What I do see in the photos are lots of carbon fiber bikes. While the ones I'm seeing in the galleries actually qualify for the "hand-made" moniker (they don't appear to have been popped out of molds, that is) they don't really excite me like a good steel bike. There was apparently lots of titanium at the show, too. And while there were apparently more than a few steel bikes at NAHBS, many of the steel frames I'm seeing pictured have carbon fiber forks and massive head tubes.
|Cielo Road Racer (photo from BikeRadar) -- sporting|
the latest in 44-mm. (internal bore) head tube.

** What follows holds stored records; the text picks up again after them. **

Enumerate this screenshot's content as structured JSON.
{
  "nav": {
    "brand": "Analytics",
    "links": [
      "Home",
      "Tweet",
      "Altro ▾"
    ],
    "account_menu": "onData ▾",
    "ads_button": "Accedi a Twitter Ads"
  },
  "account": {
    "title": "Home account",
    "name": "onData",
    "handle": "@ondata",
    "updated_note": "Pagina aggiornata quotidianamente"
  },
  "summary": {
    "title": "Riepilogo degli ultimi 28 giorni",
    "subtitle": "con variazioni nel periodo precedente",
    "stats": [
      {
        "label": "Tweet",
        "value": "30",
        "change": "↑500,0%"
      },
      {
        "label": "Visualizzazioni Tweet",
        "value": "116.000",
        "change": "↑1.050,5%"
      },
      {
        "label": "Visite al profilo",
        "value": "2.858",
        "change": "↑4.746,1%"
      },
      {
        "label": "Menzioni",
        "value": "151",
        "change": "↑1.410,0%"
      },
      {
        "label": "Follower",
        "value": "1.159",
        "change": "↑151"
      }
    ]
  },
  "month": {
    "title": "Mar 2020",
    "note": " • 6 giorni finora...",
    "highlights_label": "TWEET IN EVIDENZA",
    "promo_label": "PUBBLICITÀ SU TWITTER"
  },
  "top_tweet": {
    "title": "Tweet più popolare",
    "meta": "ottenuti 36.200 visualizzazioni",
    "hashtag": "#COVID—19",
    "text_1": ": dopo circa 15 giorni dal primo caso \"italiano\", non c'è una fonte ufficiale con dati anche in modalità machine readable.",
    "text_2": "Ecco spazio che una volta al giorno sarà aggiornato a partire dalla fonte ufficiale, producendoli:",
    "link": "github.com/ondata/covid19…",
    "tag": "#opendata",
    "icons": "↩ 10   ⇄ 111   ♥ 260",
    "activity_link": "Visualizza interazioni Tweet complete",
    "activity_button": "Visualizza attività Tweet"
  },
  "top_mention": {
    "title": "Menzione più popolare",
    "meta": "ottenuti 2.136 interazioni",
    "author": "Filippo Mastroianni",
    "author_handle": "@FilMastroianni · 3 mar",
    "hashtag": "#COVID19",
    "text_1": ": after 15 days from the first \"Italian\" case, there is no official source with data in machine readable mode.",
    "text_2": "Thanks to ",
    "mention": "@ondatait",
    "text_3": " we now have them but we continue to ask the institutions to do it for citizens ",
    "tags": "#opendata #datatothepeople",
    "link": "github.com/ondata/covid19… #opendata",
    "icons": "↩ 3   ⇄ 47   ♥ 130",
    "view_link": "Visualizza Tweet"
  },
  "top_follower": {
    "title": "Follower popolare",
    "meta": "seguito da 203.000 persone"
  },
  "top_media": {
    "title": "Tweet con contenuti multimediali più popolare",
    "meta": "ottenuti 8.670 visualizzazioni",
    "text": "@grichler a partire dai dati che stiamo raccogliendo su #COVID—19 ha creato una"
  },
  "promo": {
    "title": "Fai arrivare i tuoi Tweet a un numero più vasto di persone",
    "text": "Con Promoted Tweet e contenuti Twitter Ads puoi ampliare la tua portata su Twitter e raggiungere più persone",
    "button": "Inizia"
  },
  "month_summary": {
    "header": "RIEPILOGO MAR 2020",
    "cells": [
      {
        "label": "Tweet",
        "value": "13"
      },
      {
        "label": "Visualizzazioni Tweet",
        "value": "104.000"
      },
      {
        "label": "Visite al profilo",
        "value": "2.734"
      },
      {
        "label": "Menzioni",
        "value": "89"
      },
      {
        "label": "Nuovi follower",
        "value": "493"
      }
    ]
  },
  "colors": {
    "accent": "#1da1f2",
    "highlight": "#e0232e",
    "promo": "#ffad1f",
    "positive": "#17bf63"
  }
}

The latest thing, as evidenced from the NAHBS galleries, is the 44-mm. (internal bore) head tube. The outside diameter on these is something like 50 mm! Compare that to a steel bike with a traditional 1-in. headset that has a head tube of roughly 30 mm. in outside diameter. I must have blinked and missed something, because one of the articles referred to it as the "now common" 44-mm head tube. This was the first I'd seen of it. Apparently while I've been kvetching about carbon fiber, and disc brakes, and other retro-grouchy nonsense, somebody went and declared this a new headset "standard." The supposed "benefit" of this massive new "standard" is that it allows steel and titanium bikes the use of a tapered carbon fork by using an external bearing cup on the lower race with an internal "zero-stack" cup for the upper race. For steel and titanium builders, I guess it's great because they don't have to try to find tapered dimension tubing for the head tube. But holy cow -- the front end of bikes just keeps getting fatter and uglier.
Enough already. Just give me a nice steel fork with an attractive traditional crown.